Furthermore, different kinds of radio waves can be thrust into the ground to create even more detailed images—including catching anomalies that not have been detected by other forms of radar. The forum tabernae (shop units) appear, for example, in an earlier magnetometer survey, but not in the GPR survey.

One small problem with the technology was encountered however: the sheer amount of data required for such detailed imagery necessitates around 4.5GB and 20 hours of manual computer work per-hectare surveyed, and the authors suggest that assistance from new computer processing programs may be needed in the future.

What was Falerii Novi like?
GPR works like regular radar, bouncing radio waves off objects and using the ‘echo’ to build up a picture at different depths. By towing their GPR instruments behind a quad bike, the archaeologists surveyed all 30.5 hectares (90 acres) within the city’s walls, taking a reading every 12.5cm.
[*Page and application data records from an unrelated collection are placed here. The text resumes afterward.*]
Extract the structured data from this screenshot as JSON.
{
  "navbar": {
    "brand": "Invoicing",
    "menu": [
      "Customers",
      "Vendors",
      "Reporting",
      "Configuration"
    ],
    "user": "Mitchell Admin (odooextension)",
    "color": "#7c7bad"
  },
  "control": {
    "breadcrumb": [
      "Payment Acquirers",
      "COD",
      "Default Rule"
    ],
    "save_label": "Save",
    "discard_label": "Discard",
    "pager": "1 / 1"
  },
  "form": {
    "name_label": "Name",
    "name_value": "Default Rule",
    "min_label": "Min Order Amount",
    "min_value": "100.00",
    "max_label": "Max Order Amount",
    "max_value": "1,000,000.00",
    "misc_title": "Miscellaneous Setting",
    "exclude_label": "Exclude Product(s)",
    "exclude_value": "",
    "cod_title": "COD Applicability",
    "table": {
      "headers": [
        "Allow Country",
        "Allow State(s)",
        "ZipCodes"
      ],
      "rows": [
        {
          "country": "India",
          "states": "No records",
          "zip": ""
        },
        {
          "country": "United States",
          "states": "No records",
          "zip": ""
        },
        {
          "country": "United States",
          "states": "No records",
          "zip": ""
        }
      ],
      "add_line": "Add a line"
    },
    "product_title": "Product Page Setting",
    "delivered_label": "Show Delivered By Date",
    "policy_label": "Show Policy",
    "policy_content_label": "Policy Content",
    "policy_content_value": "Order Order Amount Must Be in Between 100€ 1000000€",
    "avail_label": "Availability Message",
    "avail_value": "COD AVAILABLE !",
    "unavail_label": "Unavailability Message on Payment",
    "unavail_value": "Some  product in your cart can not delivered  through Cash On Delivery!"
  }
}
Falerii Novi was just under half the size of Pompeii and was located 50 km north of Rome. It was first occupied in 241 BC and survived into the medieval period until around AD 700. Although small, Falerii Novi is characterized by some truly remarkable details.

In a southern district, just within the city’s walls, GPR revealed a large rectangular building connected to a series of water pipes which lead to the city’s aqueduct. Remarkably, these pipes can be traced across much of Falerii Novi, running beneath city blocks and houses in a meticulously-organized system of plumbing, rather than only alongside them as has been documented in other places, such as Crete.

The team believes that the large-rectangular structure was a natatio, an open-air pool close to the bathhouses, forming part of a substantial public bathing complex—a sort of Roman waterpark.

Even more unexpectedly, near the city’s north gate, the team identified a pair of large structures facing each other within a porticus duplex (a covered passageway). They know of no direct parallel in existing Roman architectural sites but believe these were part of an impressive public monument.

“It is exciting and now realistic to imagine GPR being used to survey a major city such as Miletus in Turkey, Nicopolis in Greece or Cyrene in Libya”, Millett said. “We still have so much to learn about Roman urban life and this technology should open up unprecedented opportunities for decades to come.”